Larry Tentarelli is an independent trader based in North America, has been self-employed since 1998, grew up in a close family of broker-dealers, and also worked as a broker for Merrill Lynch in Boca Raton from 1999-2003 and then quit. Despite this, he continues to study trading and the market.

After many failed attempts with discretionary, fundamental and short-term techniques, he learned from Dr. Elder how to plan before going to the market. Finally, Larry Tentarelli discovered how to automate his operations after reading Michael Covel's book "Trend Followers".

As traders and investors, we need a consistent goal to increase returns, but keep in mind that returns must be risk-adjusted over time.

Here are my 7 best ideas that I've implemented every day, over 22 years of trading the markets, that you can start working on today.

1. Change the way you think about the market

From personal experience, those who have outperformed and consistently achieved positive results have found that the market's message is much more important than they think.

Human nature often makes you think we can predict or interpret good news, but the reality is, for profitable trading or investing, prediction is not necessary.

Once we accept that the market price on the screen at that moment is correct and stop trying to force our will on the market, it becomes easier to react and adjust accordingly.

It is still OK for you to have an overview of the market, as long as you understand that, in case the market goes against your view drastically, you are wrong, not the market. , and we are the ones who need to adjust.

2. Timeframe

It is extremely important to choose a time frame that suits your thinking and information base.

If you're a medium to long-term trader or investor, like me, overnight futures markets really don't matter, or the latest CNBC headlines and about 90% of the day's news, probably. will have no impact on your position.

Industry statistics for decades have shown that longer timeframes yield better results and shorter timeframes yield worse results.

Most day traders go bankrupt and no discretionary day trader has ever been honored on any of the Forbes lists. Instead of trying to beat the market, it is wiser to let the market work for us, and then try to outperform if we can.

Find a time frame that suits your personality and then focus on that.

3. Ignore outside opinions

Industry statistics show that many traders lose money over time by making short-term decisions based on emotions.

Ignoring outside opinions on social media is also a good idea, and many of the biggest wins have come when online consensus has veered in the other direction.

4. Focus on the price - not the indicator

Your account balance and profit and loss ratio will be based on the price, that's all. None of the columns on your P&L table are for volume, RSI or any other indicator, but only for price * volume.

Focus on price, price trend, and moving average (which is a calculation based on actual closing price. If price is making higher highs and lower lows in the time frame choose, it will be trending. Higher highs and lower lows suggest a downtrend If price breaks above or below an important level, that could also send me a signal.

What  don't want to do is stare at an indicator that says the price is wrong and the indicator is right. One can always catch the "golden moment" that an indicator "points", but it is more likely to be a coincidence than a winning strategy in the long run.
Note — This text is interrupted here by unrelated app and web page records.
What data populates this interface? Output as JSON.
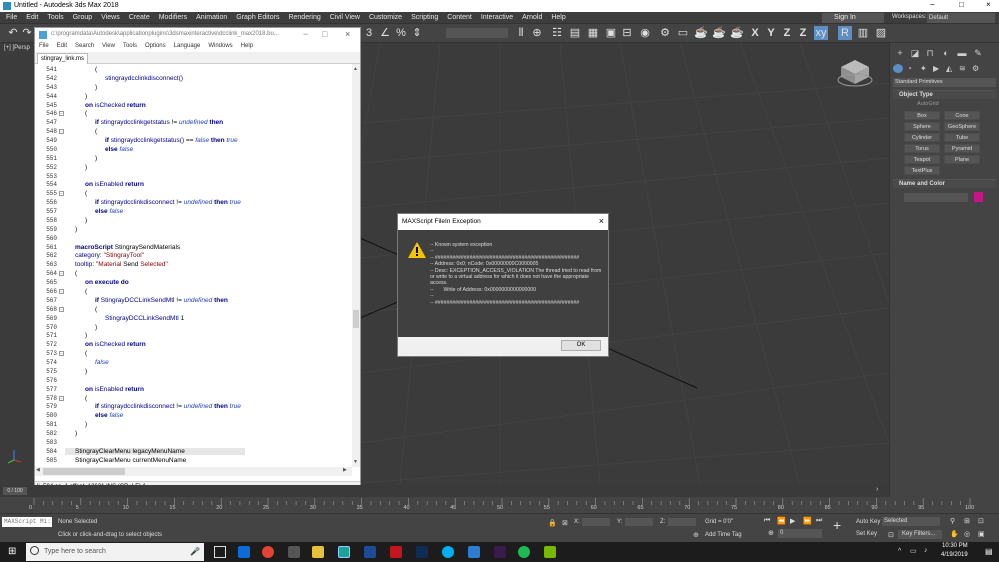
{
  "app": {
    "title": "Untitled - Autodesk 3ds Max 2018",
    "window_controls": [
      "−",
      "□",
      "×"
    ],
    "menu": [
      "File",
      "Edit",
      "Tools",
      "Group",
      "Views",
      "Create",
      "Modifiers",
      "Animation",
      "Graph Editors",
      "Rendering",
      "Civil View",
      "Customize",
      "Scripting",
      "Content",
      "Interactive",
      "Arnold",
      "Help"
    ],
    "sign_in": "Sign In",
    "workspaces_label": "Workspaces:",
    "workspaces_value": "Default",
    "viewport_label": "[+] [Persp"
  },
  "editor": {
    "title": "c:\\programdata\\Autodesk\\applicationplugins\\3dsmaxinteractive\\dcclink_max2018.bu...",
    "menu": [
      "File",
      "Edit",
      "Search",
      "View",
      "Tools",
      "Options",
      "Language",
      "Windows",
      "Help"
    ],
    "tab": "stingray_link.ms",
    "status": "li=584 co=1 offset=12621 INS (CR+LF) A",
    "lines": [
      {
        "n": "541",
        "t": "("
      },
      {
        "n": "542",
        "t": "stingraydcclinkdisconnect()"
      },
      {
        "n": "543",
        "t": ")"
      },
      {
        "n": "544",
        "t": ")"
      },
      {
        "n": "545",
        "t": "on isChecked return"
      },
      {
        "n": "546",
        "t": "("
      },
      {
        "n": "547",
        "t": "if stingraydcclinkgetstatus != undefined then"
      },
      {
        "n": "548",
        "t": "("
      },
      {
        "n": "549",
        "t": "if stingraydcclinkgetstatus() == false then true"
      },
      {
        "n": "550",
        "t": "else false"
      },
      {
        "n": "551",
        "t": ")"
      },
      {
        "n": "552",
        "t": ")"
      },
      {
        "n": "553",
        "t": ""
      },
      {
        "n": "554",
        "t": "on isEnabled return"
      },
      {
        "n": "555",
        "t": "("
      },
      {
        "n": "556",
        "t": "if stingraydcclinkdisconnect != undefined then true"
      },
      {
        "n": "557",
        "t": "else false"
      },
      {
        "n": "558",
        "t": ")"
      },
      {
        "n": "559",
        "t": ")"
      },
      {
        "n": "560",
        "t": ""
      },
      {
        "n": "561",
        "t": "macroScript StingraySendMaterials"
      },
      {
        "n": "562",
        "t": "category: \"StingrayTool\""
      },
      {
        "n": "563",
        "t": "tooltip: \"Material Send Selected\""
      },
      {
        "n": "564",
        "t": "("
      },
      {
        "n": "565",
        "t": "on execute do"
      },
      {
        "n": "566",
        "t": "("
      },
      {
        "n": "567",
        "t": "if StingrayDCCLinkSendMtl != undefined then"
      },
      {
        "n": "568",
        "t": "("
      },
      {
        "n": "569",
        "t": "StingrayDCCLinkSendMtl 1"
      },
      {
        "n": "570",
        "t": ")"
      },
      {
        "n": "571",
        "t": ")"
      },
      {
        "n": "572",
        "t": "on isChecked return"
      },
      {
        "n": "573",
        "t": "("
      },
      {
        "n": "574",
        "t": "false"
      },
      {
        "n": "575",
        "t": ")"
      },
      {
        "n": "576",
        "t": ""
      },
      {
        "n": "577",
        "t": "on isEnabled return"
      },
      {
        "n": "578",
        "t": "("
      },
      {
        "n": "579",
        "t": "if stingraydcclinkdisconnect != undefined then true"
      },
      {
        "n": "580",
        "t": "else false"
      },
      {
        "n": "581",
        "t": ")"
      },
      {
        "n": "582",
        "t": ")"
      },
      {
        "n": "583",
        "t": ""
      },
      {
        "n": "584",
        "t": "StingrayClearMenu legacyMenuName"
      },
      {
        "n": "585",
        "t": "StingrayClearMenu currentMenuName"
      }
    ]
  },
  "dialog": {
    "title": "MAXScript FileIn Exception",
    "message": "-- Known system exception\n--\n-- ##################################################\n-- Address: 0x0; nCode: 0x00000000C0000005\n-- Desc: EXCEPTION_ACCESS_VIOLATION The thread tried to read from or write to a virtual address for which it does not have the appropriate access.\n--       Write of Address: 0x0000000000000000\n--\n-- ##################################################",
    "ok": "OK"
  },
  "command_panel": {
    "dropdown": "Standard Primitives",
    "object_type": "Object Type",
    "autogrid": "AutoGrid",
    "buttons": [
      "Box",
      "Cone",
      "Sphere",
      "GeoSphere",
      "Cylinder",
      "Tube",
      "Torus",
      "Pyramid",
      "Teapot",
      "Plane",
      "TextPlus"
    ],
    "name_color": "Name and Color"
  },
  "timeline": {
    "frame": "0 / 100",
    "ticks": [
      "0",
      "5",
      "10",
      "15",
      "20",
      "25",
      "30",
      "35",
      "40",
      "45",
      "50",
      "55",
      "60",
      "65",
      "70",
      "75",
      "80",
      "85",
      "90",
      "95",
      "100"
    ]
  },
  "status": {
    "maxscript": "MAXScript Mi:",
    "selection": "None Selected",
    "prompt": "Click or click-and-drag to select objects",
    "x": "X:",
    "y": "Y:",
    "z": "Z:",
    "grid": "Grid = 0'0\"",
    "add_time_tag": "Add Time Tag",
    "auto_key": "Auto Key",
    "selected": "Selected",
    "set_key": "Set Key",
    "key_filters": "Key Filters...",
    "frame_value": "0"
  },
  "taskbar": {
    "search": "Type here to search",
    "time": "10:30 PM",
    "date": "4/19/2019"
  }
}
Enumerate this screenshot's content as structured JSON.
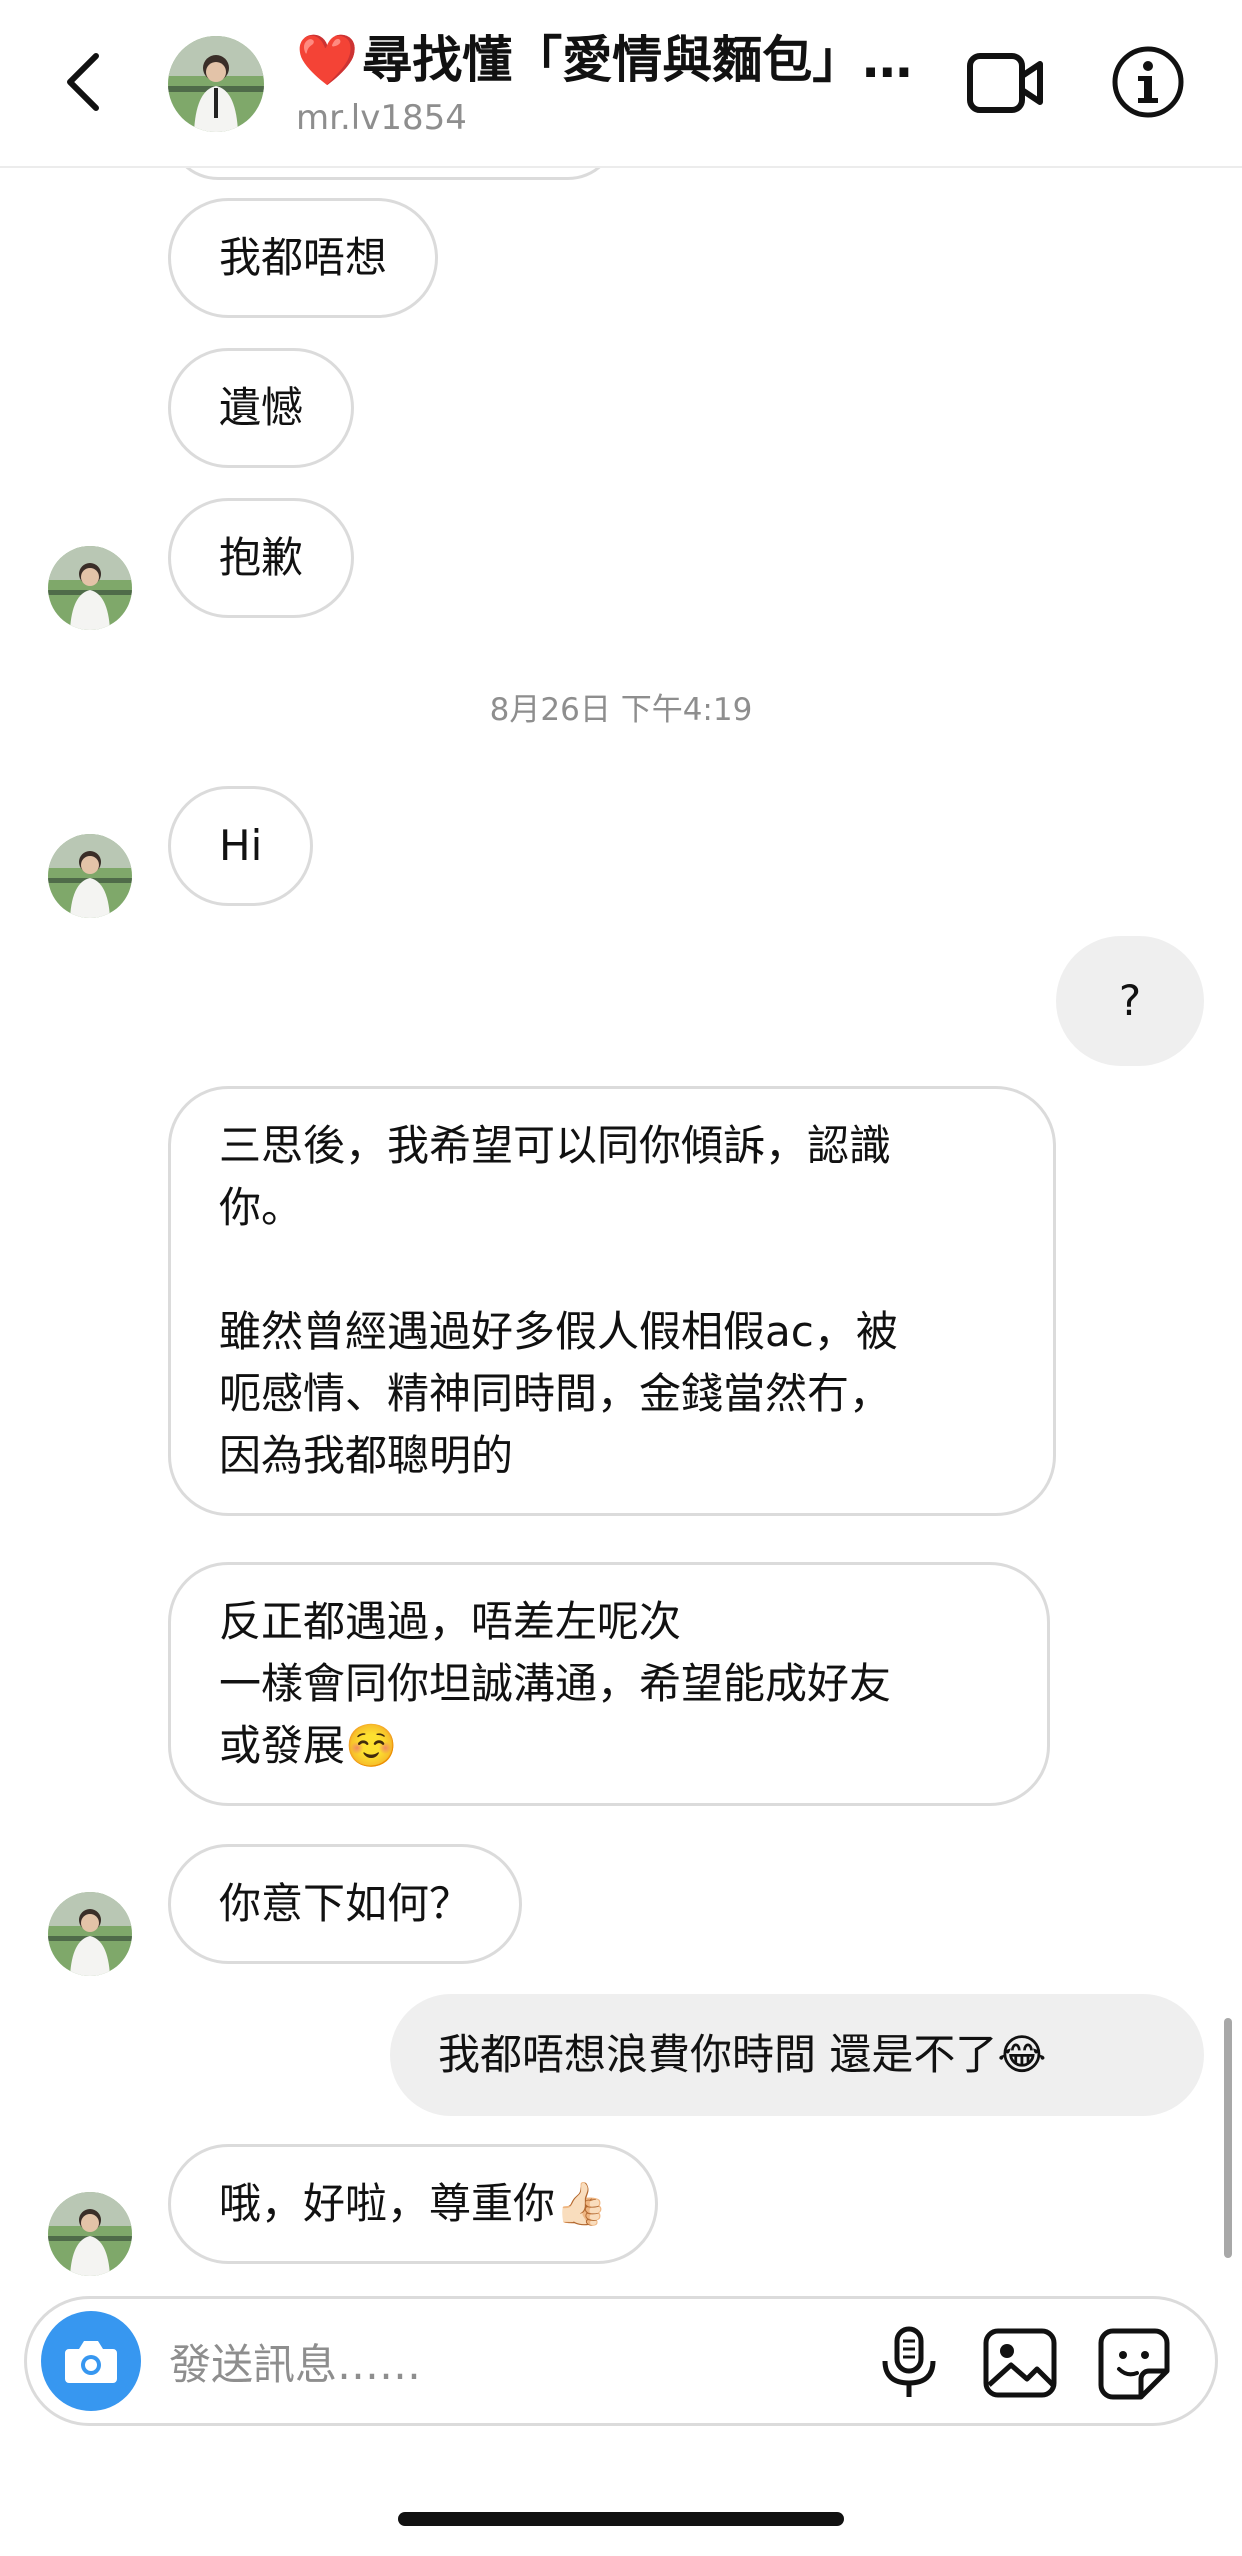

5. A little less, a little full

Most traders and investors complicate matters and confuse things by looking at them too much. Significantly improved results when reducing everything:
  • Fewer positions - Focus on the best trading ideas.
  • Smaller Positions - To get the right size and not try to get rich with just one trade. At the same time, this is also to prevent swinging when there is volatility, as it can happen at any time.
  • Fewer charts to observe.
  • The indicators are not cluttered and the noise signal on the chart is also less.
  • Fewer watch lists.
  • Smaller watchlists to track fewer assets.
  • View news more selectively.
  • Do not over-analyze every position.
6. Risk management with pre-planned positions

If you have a process that tells you where to enter and stop loss 12% of the entry point, stick to the plan and let the position do the work.

There will probably be some positions that work, some that don't, but the stop loss is here to help you manage risk and also relieve emotional pressure. Learning how to automate the process and reduce over-analyzing every day will dramatically increase your trading performance as well as your mental state.

7. Research who has more experience and better results

Constantly studying the best traders and investors of our time. Found that by studying all of Jack Schwager's "Market Wizards" books it was possible to gain a deeper understanding of how legends think and manage their money - Paul Tudor Jones, Stanley Druckenmiller, George Soros, Bruce Kovner, and other self-made billionaires.